Task
Give the number of lines in the data below that contain "title", with no other words.

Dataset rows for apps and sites
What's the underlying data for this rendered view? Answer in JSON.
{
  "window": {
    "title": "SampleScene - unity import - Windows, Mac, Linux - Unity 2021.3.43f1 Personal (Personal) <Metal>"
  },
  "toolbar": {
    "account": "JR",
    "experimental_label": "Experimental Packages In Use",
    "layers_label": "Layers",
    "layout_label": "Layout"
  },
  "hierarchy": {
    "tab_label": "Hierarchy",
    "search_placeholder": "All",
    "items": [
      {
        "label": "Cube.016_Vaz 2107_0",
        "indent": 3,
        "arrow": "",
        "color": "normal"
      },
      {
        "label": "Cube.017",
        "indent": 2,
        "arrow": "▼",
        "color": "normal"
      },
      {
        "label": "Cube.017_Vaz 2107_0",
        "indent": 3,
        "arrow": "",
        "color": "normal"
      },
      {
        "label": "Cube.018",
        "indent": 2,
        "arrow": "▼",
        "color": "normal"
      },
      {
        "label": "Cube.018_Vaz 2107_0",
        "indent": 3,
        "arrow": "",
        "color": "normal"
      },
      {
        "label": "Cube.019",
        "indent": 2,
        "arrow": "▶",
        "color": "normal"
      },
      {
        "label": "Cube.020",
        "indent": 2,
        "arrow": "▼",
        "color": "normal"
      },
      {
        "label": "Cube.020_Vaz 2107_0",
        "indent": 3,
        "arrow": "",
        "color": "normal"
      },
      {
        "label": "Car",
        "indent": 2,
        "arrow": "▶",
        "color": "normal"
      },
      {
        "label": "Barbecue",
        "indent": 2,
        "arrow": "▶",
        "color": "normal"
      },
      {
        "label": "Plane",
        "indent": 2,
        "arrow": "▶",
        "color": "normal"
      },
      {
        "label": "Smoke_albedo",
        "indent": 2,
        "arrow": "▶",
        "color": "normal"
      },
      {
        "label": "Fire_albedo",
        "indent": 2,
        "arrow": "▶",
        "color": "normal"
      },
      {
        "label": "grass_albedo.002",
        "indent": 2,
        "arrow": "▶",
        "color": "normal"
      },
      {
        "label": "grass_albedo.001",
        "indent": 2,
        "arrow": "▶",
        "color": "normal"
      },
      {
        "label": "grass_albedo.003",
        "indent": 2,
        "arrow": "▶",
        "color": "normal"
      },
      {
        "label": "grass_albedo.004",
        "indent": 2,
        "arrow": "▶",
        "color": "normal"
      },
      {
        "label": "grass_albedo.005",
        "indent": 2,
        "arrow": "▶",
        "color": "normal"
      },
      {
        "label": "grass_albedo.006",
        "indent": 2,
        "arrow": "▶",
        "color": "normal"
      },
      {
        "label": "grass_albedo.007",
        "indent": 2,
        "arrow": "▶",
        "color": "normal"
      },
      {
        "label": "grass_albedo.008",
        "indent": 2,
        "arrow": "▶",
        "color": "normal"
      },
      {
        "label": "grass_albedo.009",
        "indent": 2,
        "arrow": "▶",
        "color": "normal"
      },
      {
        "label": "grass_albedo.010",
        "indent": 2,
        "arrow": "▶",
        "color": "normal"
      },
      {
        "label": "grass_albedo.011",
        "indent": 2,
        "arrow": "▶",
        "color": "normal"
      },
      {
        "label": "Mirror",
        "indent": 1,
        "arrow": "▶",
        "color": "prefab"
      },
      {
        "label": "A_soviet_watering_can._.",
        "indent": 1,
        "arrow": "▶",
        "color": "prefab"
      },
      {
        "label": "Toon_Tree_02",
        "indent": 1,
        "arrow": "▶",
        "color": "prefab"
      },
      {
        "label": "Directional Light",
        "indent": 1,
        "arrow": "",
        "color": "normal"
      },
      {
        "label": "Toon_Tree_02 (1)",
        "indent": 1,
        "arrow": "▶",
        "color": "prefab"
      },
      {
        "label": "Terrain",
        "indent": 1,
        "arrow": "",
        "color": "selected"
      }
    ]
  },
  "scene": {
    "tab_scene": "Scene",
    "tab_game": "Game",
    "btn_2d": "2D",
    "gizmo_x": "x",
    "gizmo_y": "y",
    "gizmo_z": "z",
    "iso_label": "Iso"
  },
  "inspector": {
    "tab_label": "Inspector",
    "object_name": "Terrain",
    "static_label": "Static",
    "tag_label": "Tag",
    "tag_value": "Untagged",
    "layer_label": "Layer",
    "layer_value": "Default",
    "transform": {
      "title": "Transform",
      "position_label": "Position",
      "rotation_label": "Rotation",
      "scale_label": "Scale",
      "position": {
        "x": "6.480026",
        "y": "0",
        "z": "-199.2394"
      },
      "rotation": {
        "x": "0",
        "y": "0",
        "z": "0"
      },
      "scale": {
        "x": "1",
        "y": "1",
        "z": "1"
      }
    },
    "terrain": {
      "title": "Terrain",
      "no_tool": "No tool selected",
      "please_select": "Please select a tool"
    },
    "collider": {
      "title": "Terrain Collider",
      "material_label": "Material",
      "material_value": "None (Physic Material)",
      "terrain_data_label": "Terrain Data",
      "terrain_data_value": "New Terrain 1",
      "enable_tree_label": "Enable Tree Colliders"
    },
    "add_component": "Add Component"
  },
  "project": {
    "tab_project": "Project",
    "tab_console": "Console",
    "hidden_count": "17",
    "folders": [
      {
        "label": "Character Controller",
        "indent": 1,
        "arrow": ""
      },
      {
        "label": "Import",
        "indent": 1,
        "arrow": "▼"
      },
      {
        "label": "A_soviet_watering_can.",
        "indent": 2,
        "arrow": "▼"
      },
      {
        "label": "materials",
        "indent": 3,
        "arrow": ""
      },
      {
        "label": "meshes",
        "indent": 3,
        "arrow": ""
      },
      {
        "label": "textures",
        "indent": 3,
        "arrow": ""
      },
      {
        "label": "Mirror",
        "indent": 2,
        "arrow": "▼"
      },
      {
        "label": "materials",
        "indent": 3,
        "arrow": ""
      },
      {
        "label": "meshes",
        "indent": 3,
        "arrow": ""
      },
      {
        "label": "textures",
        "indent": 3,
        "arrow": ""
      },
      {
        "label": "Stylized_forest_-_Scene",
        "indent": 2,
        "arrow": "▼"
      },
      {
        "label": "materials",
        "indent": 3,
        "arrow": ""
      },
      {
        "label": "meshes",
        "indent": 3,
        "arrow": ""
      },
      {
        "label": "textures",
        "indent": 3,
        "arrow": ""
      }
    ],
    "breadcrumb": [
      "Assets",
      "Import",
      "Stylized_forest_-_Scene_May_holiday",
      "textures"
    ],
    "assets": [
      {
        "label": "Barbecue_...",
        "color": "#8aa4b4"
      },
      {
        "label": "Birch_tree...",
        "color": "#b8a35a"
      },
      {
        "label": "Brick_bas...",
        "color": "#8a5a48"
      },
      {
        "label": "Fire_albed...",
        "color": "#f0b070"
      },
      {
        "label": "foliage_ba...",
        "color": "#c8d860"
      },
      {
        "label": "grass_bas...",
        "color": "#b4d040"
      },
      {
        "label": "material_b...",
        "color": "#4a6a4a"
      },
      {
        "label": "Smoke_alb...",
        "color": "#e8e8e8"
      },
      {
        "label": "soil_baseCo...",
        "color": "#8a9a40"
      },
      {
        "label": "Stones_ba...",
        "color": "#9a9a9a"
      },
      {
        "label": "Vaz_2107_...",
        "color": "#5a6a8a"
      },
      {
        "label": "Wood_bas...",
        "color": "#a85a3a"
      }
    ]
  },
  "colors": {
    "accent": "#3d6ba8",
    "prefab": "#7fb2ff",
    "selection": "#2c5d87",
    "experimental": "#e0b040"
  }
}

Expected answer
4